◆ **REQUIRED WORK**:
Scan the records below for lines with the word "Area", then state how many you find and nothing else.

((

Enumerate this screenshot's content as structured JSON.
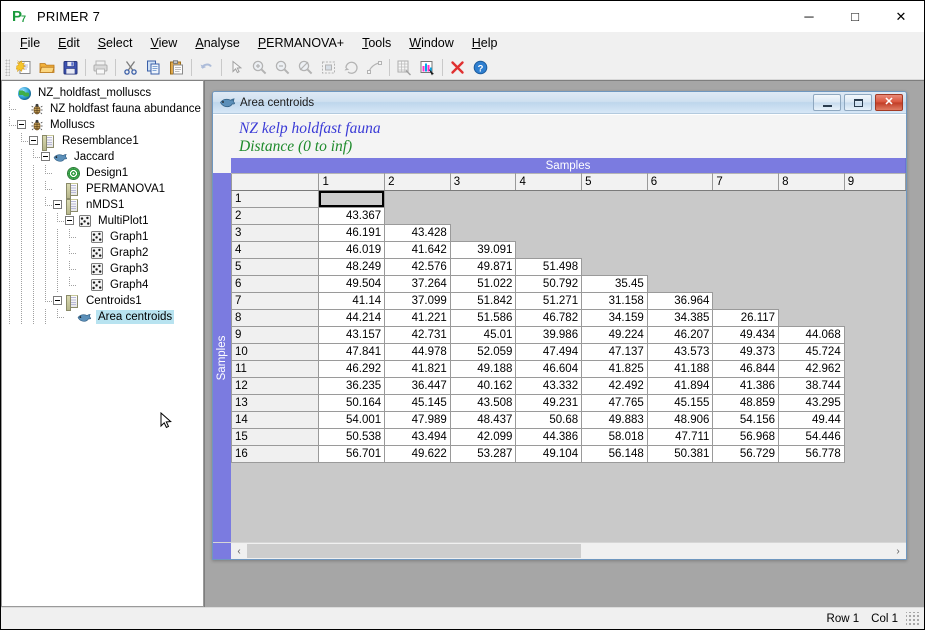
{
  "app": {
    "title": "PRIMER 7",
    "icon": "primer-logo-icon",
    "window_controls": {
      "minimize": "─",
      "maximize": "□",
      "close": "✕"
    }
  },
  "menu": {
    "items": [
      {
        "label": "File",
        "accel": "F"
      },
      {
        "label": "Edit",
        "accel": "E"
      },
      {
        "label": "Select",
        "accel": "S"
      },
      {
        "label": "View",
        "accel": "V"
      },
      {
        "label": "Analyse",
        "accel": "A"
      },
      {
        "label": "PERMANOVA+",
        "accel": "P"
      },
      {
        "label": "Tools",
        "accel": "T"
      },
      {
        "label": "Window",
        "accel": "W"
      },
      {
        "label": "Help",
        "accel": "H"
      }
    ]
  },
  "toolbar": {
    "buttons": [
      {
        "name": "new-icon",
        "enabled": true
      },
      {
        "name": "open-folder-icon",
        "enabled": true
      },
      {
        "name": "save-disk-icon",
        "enabled": true
      },
      {
        "name": "print-icon",
        "enabled": false
      },
      {
        "name": "cut-scissors-icon",
        "enabled": true
      },
      {
        "name": "copy-icon",
        "enabled": true
      },
      {
        "name": "paste-icon",
        "enabled": true
      },
      {
        "name": "undo-icon",
        "enabled": false
      },
      {
        "name": "pointer-arrow-icon",
        "enabled": false
      },
      {
        "name": "zoom-in-icon",
        "enabled": false
      },
      {
        "name": "zoom-out-icon",
        "enabled": false
      },
      {
        "name": "zoom-reset-icon",
        "enabled": false
      },
      {
        "name": "select-region-icon",
        "enabled": false
      },
      {
        "name": "rotate-icon",
        "enabled": false
      },
      {
        "name": "reshape-icon",
        "enabled": false
      },
      {
        "name": "data-matrix-icon",
        "enabled": false
      },
      {
        "name": "bar-chart-icon",
        "enabled": true
      },
      {
        "name": "close-x-icon",
        "enabled": true
      },
      {
        "name": "help-question-icon",
        "enabled": true
      }
    ]
  },
  "explorer": {
    "nodes": [
      {
        "label": "NZ_holdfast_molluscs",
        "icon": "globe-icon",
        "indent": 0,
        "expander": false,
        "selected": false
      },
      {
        "label": "NZ holdfast fauna abundance",
        "icon": "bug-icon",
        "indent": 1,
        "expander": false,
        "selected": false
      },
      {
        "label": "Molluscs",
        "icon": "bug-icon",
        "indent": 1,
        "expander": true,
        "selected": false
      },
      {
        "label": "Resemblance1",
        "icon": "sheet-icon",
        "indent": 2,
        "expander": true,
        "selected": false
      },
      {
        "label": "Jaccard",
        "icon": "fish-icon",
        "indent": 3,
        "expander": true,
        "selected": false
      },
      {
        "label": "Design1",
        "icon": "design-icon",
        "indent": 4,
        "expander": false,
        "selected": false
      },
      {
        "label": "PERMANOVA1",
        "icon": "sheet-icon",
        "indent": 4,
        "expander": false,
        "selected": false
      },
      {
        "label": "nMDS1",
        "icon": "sheet-icon",
        "indent": 4,
        "expander": true,
        "selected": false
      },
      {
        "label": "MultiPlot1",
        "icon": "graph-icon",
        "indent": 5,
        "expander": true,
        "selected": false
      },
      {
        "label": "Graph1",
        "icon": "graph-icon",
        "indent": 6,
        "expander": false,
        "selected": false
      },
      {
        "label": "Graph2",
        "icon": "graph-icon",
        "indent": 6,
        "expander": false,
        "selected": false
      },
      {
        "label": "Graph3",
        "icon": "graph-icon",
        "indent": 6,
        "expander": false,
        "selected": false
      },
      {
        "label": "Graph4",
        "icon": "graph-icon",
        "indent": 6,
        "expander": false,
        "selected": false
      },
      {
        "label": "Centroids1",
        "icon": "sheet-icon",
        "indent": 4,
        "expander": true,
        "selected": false
      },
      {
        "label": "Area centroids",
        "icon": "fish-icon",
        "indent": 5,
        "expander": false,
        "selected": true
      }
    ]
  },
  "child_window": {
    "title": "Area centroids",
    "icon": "fish-icon",
    "controls": {
      "minimize": "minimize",
      "maximize": "maximize",
      "close": "✕"
    },
    "sheet_title_1": "NZ kelp holdfast fauna",
    "sheet_title_2": "Distance (0 to inf)",
    "band_top_label": "Samples",
    "band_left_label": "Samples",
    "scroll": {
      "left_arrow": "‹",
      "right_arrow": "›"
    }
  },
  "matrix": {
    "col_headers": [
      "1",
      "2",
      "3",
      "4",
      "5",
      "6",
      "7",
      "8",
      "9"
    ],
    "row_headers": [
      "1",
      "2",
      "3",
      "4",
      "5",
      "6",
      "7",
      "8",
      "9",
      "10",
      "11",
      "12",
      "13",
      "14",
      "15",
      "16"
    ],
    "selected_cell": {
      "row": 1,
      "col": 1
    },
    "rows": [
      [],
      [
        "43.367"
      ],
      [
        "46.191",
        "43.428"
      ],
      [
        "46.019",
        "41.642",
        "39.091"
      ],
      [
        "48.249",
        "42.576",
        "49.871",
        "51.498"
      ],
      [
        "49.504",
        "37.264",
        "51.022",
        "50.792",
        "35.45"
      ],
      [
        "41.14",
        "37.099",
        "51.842",
        "51.271",
        "31.158",
        "36.964"
      ],
      [
        "44.214",
        "41.221",
        "51.586",
        "46.782",
        "34.159",
        "34.385",
        "26.117"
      ],
      [
        "43.157",
        "42.731",
        "45.01",
        "39.986",
        "49.224",
        "46.207",
        "49.434",
        "44.068"
      ],
      [
        "47.841",
        "44.978",
        "52.059",
        "47.494",
        "47.137",
        "43.573",
        "49.373",
        "45.724"
      ],
      [
        "46.292",
        "41.821",
        "49.188",
        "46.604",
        "41.825",
        "41.188",
        "46.844",
        "42.962"
      ],
      [
        "36.235",
        "36.447",
        "40.162",
        "43.332",
        "42.492",
        "41.894",
        "41.386",
        "38.744"
      ],
      [
        "50.164",
        "45.145",
        "43.508",
        "49.231",
        "47.765",
        "45.155",
        "48.859",
        "43.295"
      ],
      [
        "54.001",
        "47.989",
        "48.437",
        "50.68",
        "49.883",
        "48.906",
        "54.156",
        "49.44"
      ],
      [
        "50.538",
        "43.494",
        "42.099",
        "44.386",
        "58.018",
        "47.711",
        "56.968",
        "54.446"
      ],
      [
        "56.701",
        "49.622",
        "53.287",
        "49.104",
        "56.148",
        "50.381",
        "56.729",
        "56.778"
      ]
    ]
  },
  "status_bar": {
    "row": "Row 1",
    "col": "Col 1"
  },
  "colors": {
    "band_purple": "#7b7be0",
    "title_blue": "#3a3ad6",
    "title_green": "#1f8b2c",
    "selection_cyan": "#b8e3f0",
    "mdi_gray": "#a6a6a6"
  }
}
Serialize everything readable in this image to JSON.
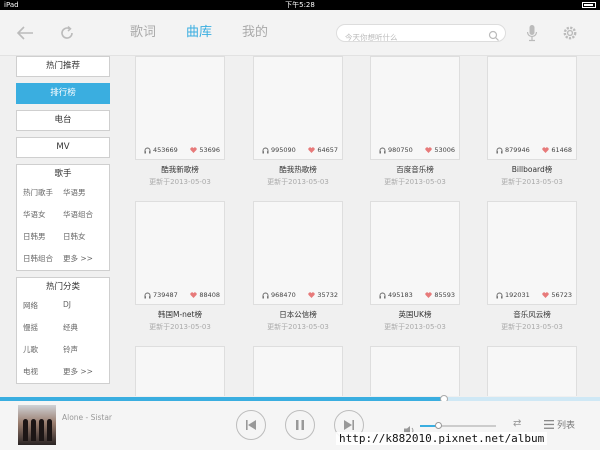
{
  "status_bar": {
    "carrier": "iPad",
    "time": "下午5:28"
  },
  "top_nav": {
    "tabs": [
      {
        "label": "歌词",
        "active": false
      },
      {
        "label": "曲库",
        "active": true
      },
      {
        "label": "我的",
        "active": false
      }
    ],
    "search_placeholder": "今天你想听什么",
    "icons": [
      "back-arrow-icon",
      "refresh-icon",
      "search-icon",
      "microphone-icon",
      "settings-gear-icon"
    ]
  },
  "sidebar": {
    "buttons": [
      {
        "label": "热门推荐",
        "active": false
      },
      {
        "label": "排行榜",
        "active": true
      },
      {
        "label": "电台",
        "active": false
      },
      {
        "label": "MV",
        "active": false
      }
    ],
    "singer_box": {
      "title": "歌手",
      "items": [
        "热门歌手",
        "华语男",
        "华语女",
        "华语组合",
        "日韩男",
        "日韩女",
        "日韩组合",
        "更多 >>"
      ]
    },
    "category_box": {
      "title": "热门分类",
      "items": [
        "网络",
        "DJ",
        "慢摇",
        "经典",
        "儿歌",
        "铃声",
        "电视",
        "更多 >>"
      ]
    }
  },
  "charts": [
    {
      "name": "酷我新歌榜",
      "updated": "更新于2013-05-03",
      "plays": "453669",
      "likes": "53696"
    },
    {
      "name": "酷我热歌榜",
      "updated": "更新于2013-05-03",
      "plays": "995090",
      "likes": "64657"
    },
    {
      "name": "百度音乐榜",
      "updated": "更新于2013-05-03",
      "plays": "980750",
      "likes": "53006"
    },
    {
      "name": "Billboard榜",
      "updated": "更新于2013-05-03",
      "plays": "879946",
      "likes": "61468"
    },
    {
      "name": "韩国M-net榜",
      "updated": "更新于2013-05-03",
      "plays": "739487",
      "likes": "88408"
    },
    {
      "name": "日本公信榜",
      "updated": "更新于2013-05-03",
      "plays": "968470",
      "likes": "35732"
    },
    {
      "name": "英国UK榜",
      "updated": "更新于2013-05-03",
      "plays": "495183",
      "likes": "85593"
    },
    {
      "name": "音乐风云榜",
      "updated": "更新于2013-05-03",
      "plays": "192031",
      "likes": "56723"
    },
    {
      "name": "",
      "updated": "",
      "plays": "",
      "likes": ""
    },
    {
      "name": "",
      "updated": "",
      "plays": "",
      "likes": ""
    },
    {
      "name": "",
      "updated": "",
      "plays": "",
      "likes": ""
    },
    {
      "name": "",
      "updated": "",
      "plays": "",
      "likes": ""
    }
  ],
  "player": {
    "track": "Alone - Sistar",
    "progress_fraction": 0.74,
    "volume_fraction": 0.24,
    "list_label": "列表"
  },
  "watermark": "http://k882010.pixnet.net/album",
  "colors": {
    "accent": "#3aaee0",
    "heart": "#e77a7a",
    "background": "#f0f0f0"
  }
}
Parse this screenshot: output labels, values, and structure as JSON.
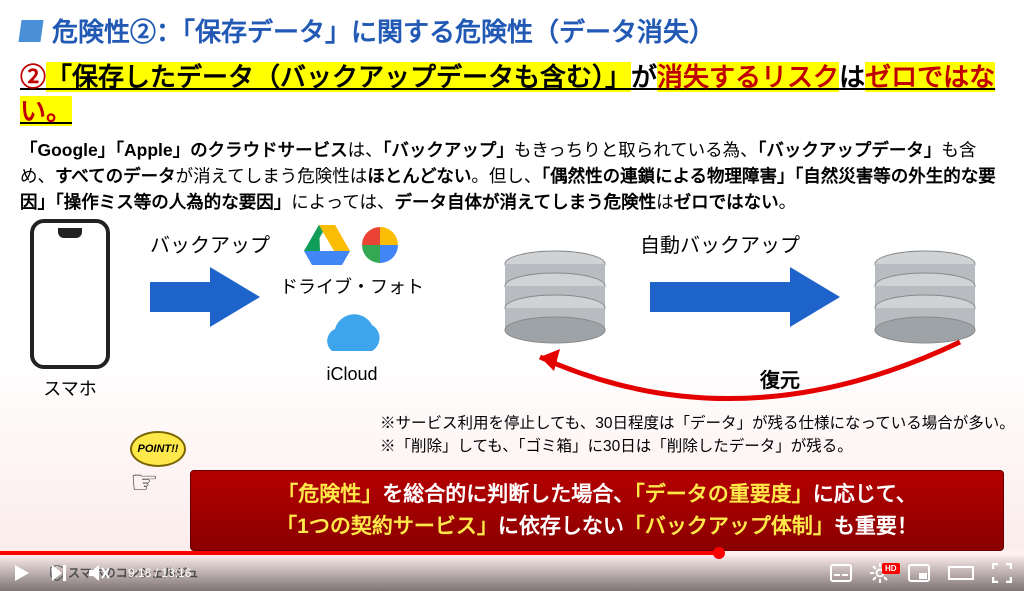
{
  "title": "危険性②：「保存データ」に関する危険性（データ消失）",
  "heading": {
    "num": "②",
    "h1": "「保存したデータ（バックアップデータも含む）」",
    "mid": "が",
    "h2": "消失するリスク",
    "mid2": "は",
    "h3": "ゼロではない。"
  },
  "body": {
    "line1a": "「Google」「Apple」のクラウドサービス",
    "line1b": "は、",
    "line1c": "「バックアップ」",
    "line1d": "もきっちりと取られている為、",
    "line1e": "「バックアップデータ」",
    "line1f": "も含め、",
    "line1g": "すべてのデータ",
    "line1h": "が消えてしまう危険性は",
    "line1i": "ほとんどない",
    "line1j": "。但し、",
    "line1k": "「偶然性の連鎖による物理障害」「自然災害等の外生的な要因」「操作ミス等の人為的な要因」",
    "line1l": "によっては、",
    "line1m": "データ自体が消えてしまう危険性",
    "line1n": "は",
    "line1o": "ゼロではない",
    "line1p": "。"
  },
  "diagram": {
    "phone": "スマホ",
    "backup": "バックアップ",
    "drive_photo": "ドライブ・フォト",
    "icloud": "iCloud",
    "auto_backup": "自動バックアップ",
    "restore": "復元"
  },
  "notes": {
    "n1": "※サービス利用を停止しても、30日程度は「データ」が残る仕様になっている場合が多い。",
    "n2": "※「削除」しても、「ゴミ箱」に30日は「削除したデータ」が残る。"
  },
  "point": "POINT!!",
  "summary": {
    "s1a": "「危険性」",
    "s1b": "を総合的に判断した場合、",
    "s1c": "「データの重要度」",
    "s1d": "に応じて、",
    "s2a": "「1つの契約サービス」",
    "s2b": "に依存しない",
    "s2c": "「バックアップ体制」",
    "s2d": "も重要！"
  },
  "channel": "スマホのコンシェルジュ",
  "player": {
    "current": "9:18",
    "total": "13:16",
    "progress_pct": 70.2
  },
  "colors": {
    "title_blue": "#2159b5",
    "highlight": "#ffff00",
    "red": "#c00000"
  }
}
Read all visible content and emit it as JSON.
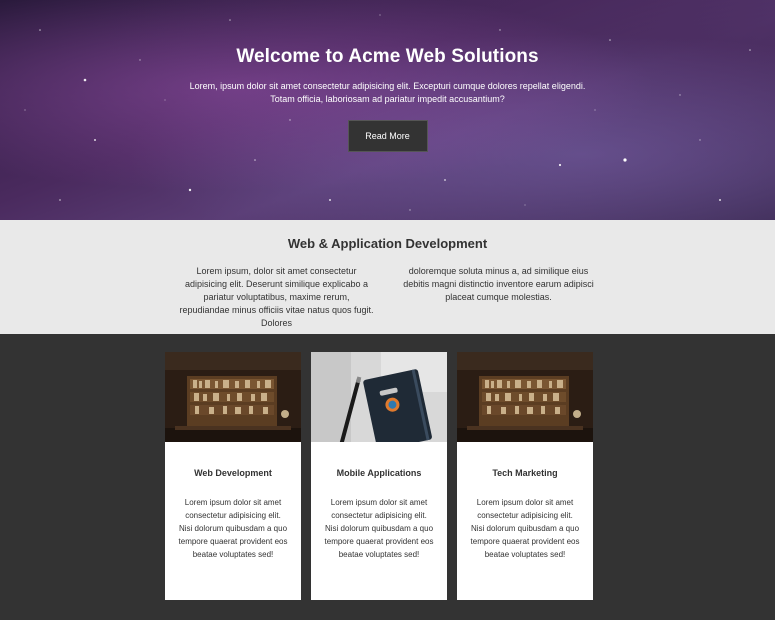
{
  "hero": {
    "title": "Welcome to Acme Web Solutions",
    "text": "Lorem, ipsum dolor sit amet consectetur adipisicing elit. Excepturi cumque dolores repellat eligendi. Totam officia, laboriosam ad pariatur impedit accusantium?",
    "button_label": "Read More"
  },
  "services": {
    "title": "Web & Application Development",
    "column_left": "Lorem ipsum, dolor sit amet consectetur adipisicing elit. Deserunt similique explicabo a pariatur voluptatibus, maxime rerum, repudiandae minus officiis vitae natus quos fugit. Dolores",
    "column_right": "doloremque soluta minus a, ad similique eius debitis magni distinctio inventore earum adipisci placeat cumque molestias."
  },
  "cards": [
    {
      "title": "Web Development",
      "text": "Lorem ipsum dolor sit amet consectetur adipisicing elit. Nisi dolorum quibusdam a quo tempore quaerat provident eos beatae voluptates sed!",
      "image": "bookshelf-photo"
    },
    {
      "title": "Mobile Applications",
      "text": "Lorem ipsum dolor sit amet consectetur adipisicing elit. Nisi dolorum quibusdam a quo tempore quaerat provident eos beatae voluptates sed!",
      "image": "notebook-pen-photo"
    },
    {
      "title": "Tech Marketing",
      "text": "Lorem ipsum dolor sit amet consectetur adipisicing elit. Nisi dolorum quibusdam a quo tempore quaerat provident eos beatae voluptates sed!",
      "image": "bookshelf-photo"
    }
  ],
  "colors": {
    "dark": "#333333",
    "light_section": "#e9e9e9",
    "card_bg": "#ffffff"
  }
}
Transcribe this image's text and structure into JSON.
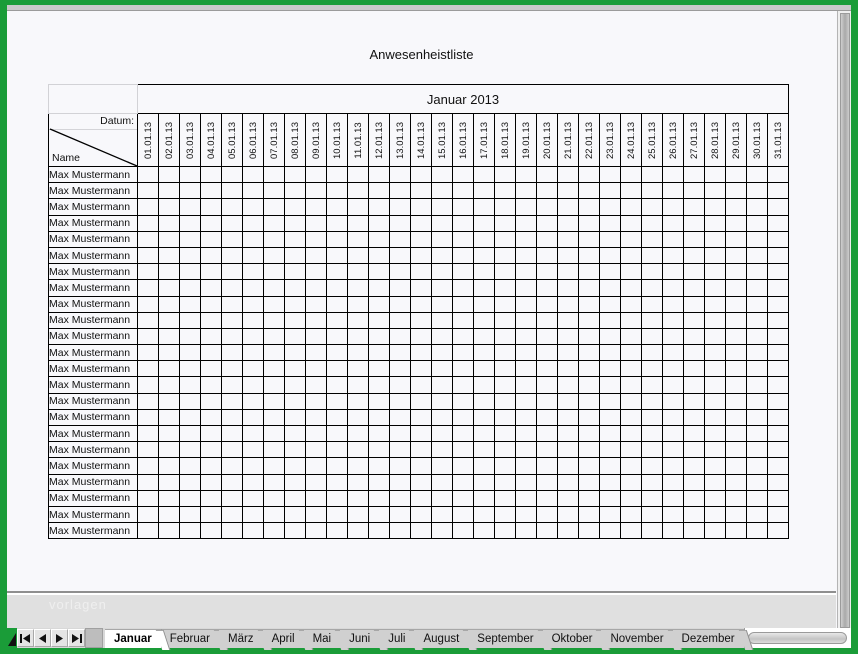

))

◆ **EXPECTED OUTPUT**:
2